"It was maybe a bottle of some sort, but anything, whether it's a coin or a bottle or whatever, shouldn't happen. Players go on to the field and it should be a safe environment for them.

"You want the passion from the stands to stay in there, but if you take that away from it, it was a good evening. You sometimes get these scenes throughout the country, not just here but other places as well.

"Obviously it's not what you wanted to see. The game was played in good spirit, in the main. So it's not ideally what you would like to see. I thought it was strange him getting booked for it.

"The talk is more really on the football for us. The scoreline was okay, it could have been better but it gives us the advantage for the second leg."

Linfield manager David Healy tried to play down the incident and said he wanted to concentrate on his team's performance.

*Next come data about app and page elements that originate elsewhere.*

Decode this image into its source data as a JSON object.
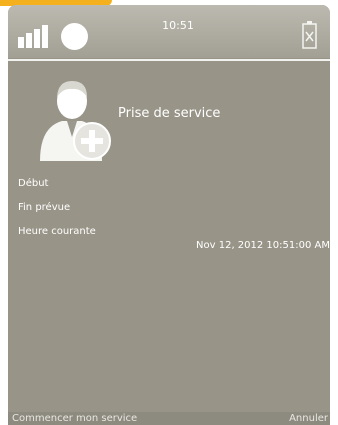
{
  "statusbar": {
    "time": "10:51",
    "icons": [
      "signal-icon",
      "status-dot-icon",
      "battery-icon"
    ]
  },
  "header": {
    "title": "Prise de service",
    "icon": "user-add-icon"
  },
  "fields": {
    "start_label": "Début",
    "planned_end_label": "Fin prévue",
    "current_time_label": "Heure courante",
    "current_time_value": "Nov 12, 2012 10:51:00 AM"
  },
  "softkeys": {
    "left": "Commencer mon service",
    "right": "Annuler"
  },
  "colors": {
    "accent": "#f5b01e",
    "screen_bg": "#989588",
    "text": "#ffffff"
  }
}
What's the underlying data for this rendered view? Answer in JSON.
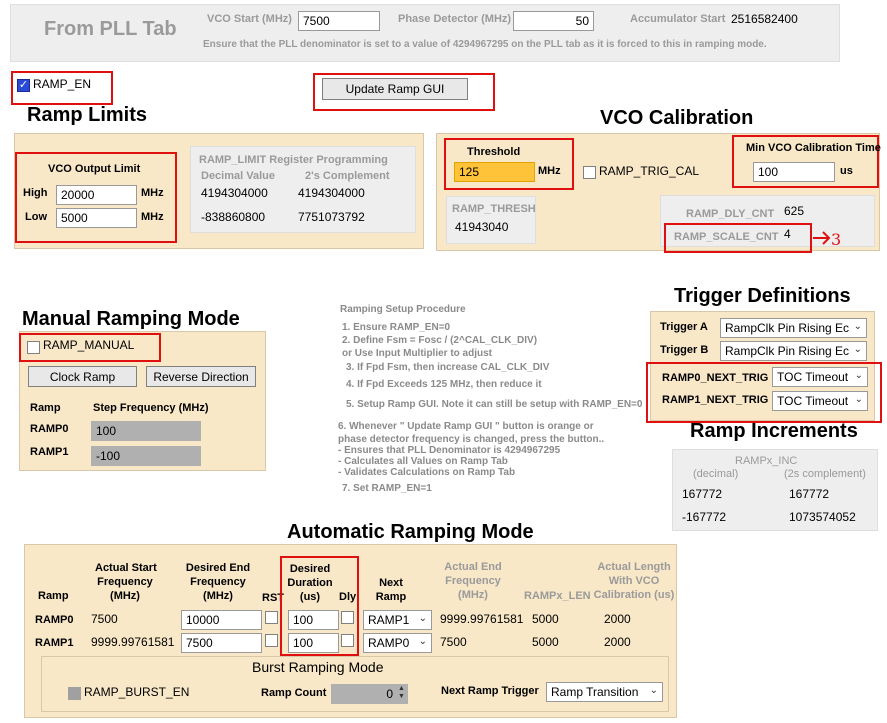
{
  "pll_tab": {
    "title": "From PLL Tab",
    "vco_start_label": "VCO Start (MHz)",
    "vco_start_value": "7500",
    "phase_detector_label": "Phase Detector (MHz)",
    "phase_detector_value": "50",
    "accumulator_start_label": "Accumulator Start",
    "accumulator_start_value": "2516582400",
    "note": "Ensure that the PLL denominator is set to a value of 4294967295 on the PLL tab as it is forced to this in ramping mode."
  },
  "ramp_en": {
    "label": "RAMP_EN",
    "checked": true
  },
  "update_button": "Update Ramp GUI",
  "ramp_limits": {
    "title": "Ramp Limits",
    "vco_output_limit": "VCO Output Limit",
    "high_label": "High",
    "high_value": "20000",
    "low_label": "Low",
    "low_value": "5000",
    "unit": "MHz",
    "register_title": "RAMP_LIMIT Register Programming",
    "decimal_label": "Decimal Value",
    "twos_label": "2's Complement",
    "high_decimal": "4194304000",
    "high_twos": "4194304000",
    "low_decimal": "-838860800",
    "low_twos": "7751073792"
  },
  "vco_cal": {
    "title": "VCO Calibration",
    "threshold_label": "Threshold",
    "threshold_value": "125",
    "threshold_unit": "MHz",
    "trig_cal_label": "RAMP_TRIG_CAL",
    "min_time_label": "Min VCO Calibration Time",
    "min_time_value": "100",
    "min_time_unit": "us",
    "ramp_thresh_label": "RAMP_THRESH",
    "ramp_thresh_value": "41943040",
    "dly_cnt_label": "RAMP_DLY_CNT",
    "dly_cnt_value": "625",
    "scale_cnt_label": "RAMP_SCALE_CNT",
    "scale_cnt_value": "4",
    "annotation": "3"
  },
  "manual": {
    "title": "Manual Ramping Mode",
    "ramp_manual_label": "RAMP_MANUAL",
    "clock_ramp": "Clock Ramp",
    "reverse_direction": "Reverse Direction",
    "ramp_col": "Ramp",
    "step_col": "Step Frequency (MHz)",
    "rows": [
      {
        "name": "RAMP0",
        "value": "100"
      },
      {
        "name": "RAMP1",
        "value": "-100"
      }
    ]
  },
  "procedure": {
    "title": "Ramping Setup Procedure",
    "lines": [
      "1.  Ensure RAMP_EN=0",
      "2.  Define  Fsm = Fosc / (2^CAL_CLK_DIV)",
      "      or Use Input Multiplier to adjust",
      "3.  If Fpd   Fsm, then increase CAL_CLK_DIV",
      "4.  If Fpd Exceeds 125 MHz, then reduce it",
      "5.  Setup Ramp GUI.  Note it can still be setup with RAMP_EN=0",
      "6.  Whenever \" Update Ramp GUI \" button is orange or",
      "      phase detector frequency is changed, press the button..",
      "       - Ensures that PLL Denominator is 4294967295",
      "       - Calculates all Values on Ramp Tab",
      "       - Validates Calculations on Ramp Tab",
      "7.  Set RAMP_EN=1"
    ]
  },
  "triggers": {
    "title": "Trigger Definitions",
    "trigger_a_label": "Trigger A",
    "trigger_a_value": "RampClk Pin Rising Ec",
    "trigger_b_label": "Trigger B",
    "trigger_b_value": "RampClk Pin Rising Ec",
    "ramp0_next_label": "RAMP0_NEXT_TRIG",
    "ramp0_next_value": "TOC Timeout",
    "ramp1_next_label": "RAMP1_NEXT_TRIG",
    "ramp1_next_value": "TOC Timeout"
  },
  "increments": {
    "title": "Ramp Increments",
    "header": "RAMPx_INC",
    "col1": "(decimal)",
    "col2": "(2s complement)",
    "rows": [
      {
        "dec": "167772",
        "twos": "167772"
      },
      {
        "dec": "-167772",
        "twos": "1073574052"
      }
    ]
  },
  "automatic": {
    "title": "Automatic Ramping Mode",
    "headers": {
      "ramp": "Ramp",
      "actual_start_1": "Actual Start",
      "actual_start_2": "Frequency",
      "actual_start_3": "(MHz)",
      "desired_end_1": "Desired End",
      "desired_end_2": "Frequency",
      "desired_end_3": "(MHz)",
      "rst": "RST",
      "desired_dur_1": "Desired",
      "desired_dur_2": "Duration",
      "desired_dur_3": "(us)",
      "dly": "Dly",
      "next_1": "Next",
      "next_2": "Ramp",
      "actual_end_1": "Actual End",
      "actual_end_2": "Frequency",
      "actual_end_3": "(MHz)",
      "len": "RAMPx_LEN",
      "actual_len_1": "Actual Length",
      "actual_len_2": "With VCO",
      "actual_len_3": "Calibration (us)"
    },
    "rows": [
      {
        "ramp": "RAMP0",
        "start": "7500",
        "end": "10000",
        "duration": "100",
        "next": "RAMP1",
        "actual_end": "9999.99761581",
        "len": "5000",
        "actual_len": "2000"
      },
      {
        "ramp": "RAMP1",
        "start": "9999.99761581",
        "end": "7500",
        "duration": "100",
        "next": "RAMP0",
        "actual_end": "7500",
        "len": "5000",
        "actual_len": "2000"
      }
    ],
    "burst_title": "Burst Ramping Mode",
    "burst_en_label": "RAMP_BURST_EN",
    "ramp_count_label": "Ramp Count",
    "ramp_count_value": "0",
    "next_trigger_label": "Next Ramp Trigger",
    "next_trigger_value": "Ramp Transition"
  }
}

He said: "I think a lot of people in the media were making a big deal out of it. Linfield as a club have made giant strides over the years to try to cut that shouting and abuse out but you get that in Old Firm games, you get that in Manchester derbies, you are always going to get a ferocious red-hot atmosphere.

"Our fans back us - back the players and me - through thick and thin and hopefully they'll continue to do that throughout the season."

The thrown bottle was one of a number of disturbances during a game which had been moved to Friday in order to avoid a clash with Orange Order marches earlier in the week.

The Scotland international got a further measure of revenge, with the game ending with riot police in front of one section of the stadium after the home support reacted furiously to Griffiths tying a Celtic scarf onto a goalpost.

It was an eventful night for Griffiths, who also put the ball in the net but saw the effort ruled offside.

Celtic's win puts them in pole position to reach the next round of qualifying, where the winners of this tie will play either Dundalk or Rosenborg.